▶ **WHAT TO PRODUCE**
Return the entries exactly. Images are not part of the copy.

(Records contained in a dataset)
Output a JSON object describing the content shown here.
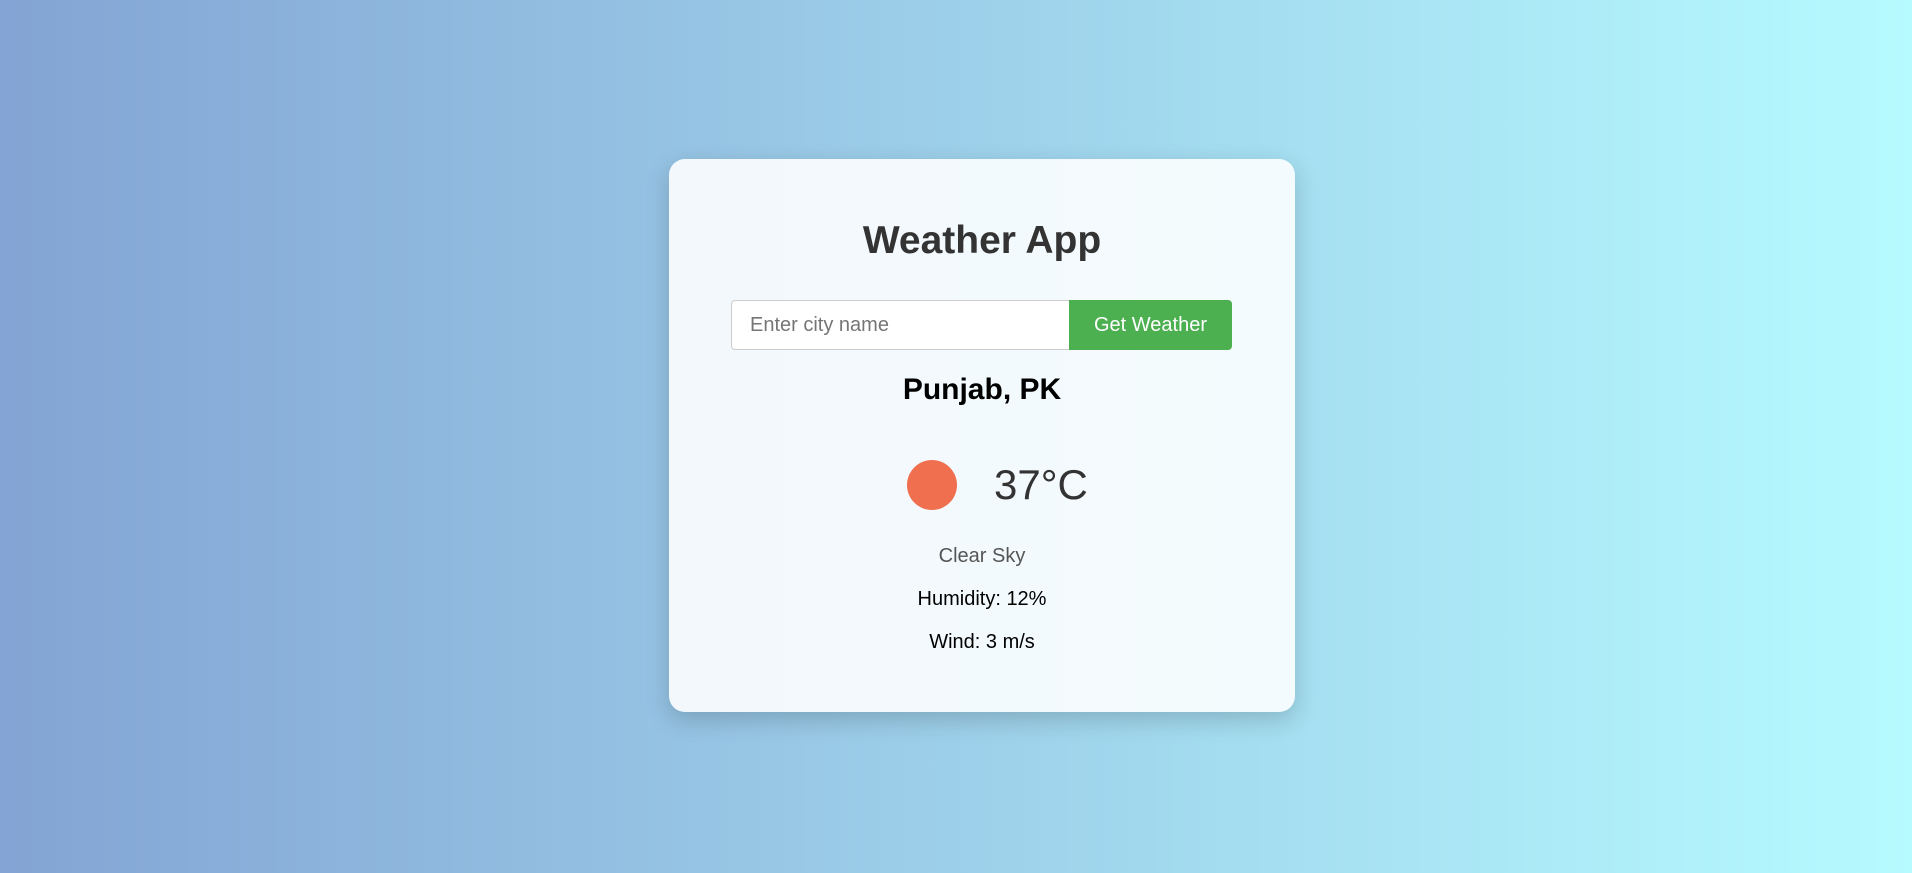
{
  "app": {
    "title": "Weather App"
  },
  "search": {
    "placeholder": "Enter city name",
    "value": "",
    "button_label": "Get Weather"
  },
  "weather": {
    "location": "Punjab, PK",
    "icon": "sun-icon",
    "icon_color": "#ef6f4f",
    "temperature": "37°C",
    "description": "Clear Sky",
    "humidity": "Humidity: 12%",
    "wind": "Wind: 3 m/s"
  },
  "colors": {
    "gradient_start": "#83a4d4",
    "gradient_end": "#b6fbff",
    "button": "#4caf50"
  }
}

▶ **TASK RESPONSE**
Output a JSON object describing the content shown here.
{
  "app": {
    "title": "Weather App"
  },
  "search": {
    "placeholder": "Enter city name",
    "value": "",
    "button_label": "Get Weather"
  },
  "weather": {
    "location": "Punjab, PK",
    "icon": "sun-icon",
    "icon_color": "#ef6f4f",
    "temperature": "37°C",
    "description": "Clear Sky",
    "humidity": "Humidity: 12%",
    "wind": "Wind: 3 m/s"
  },
  "colors": {
    "gradient_start": "#83a4d4",
    "gradient_end": "#b6fbff",
    "button": "#4caf50"
  }
}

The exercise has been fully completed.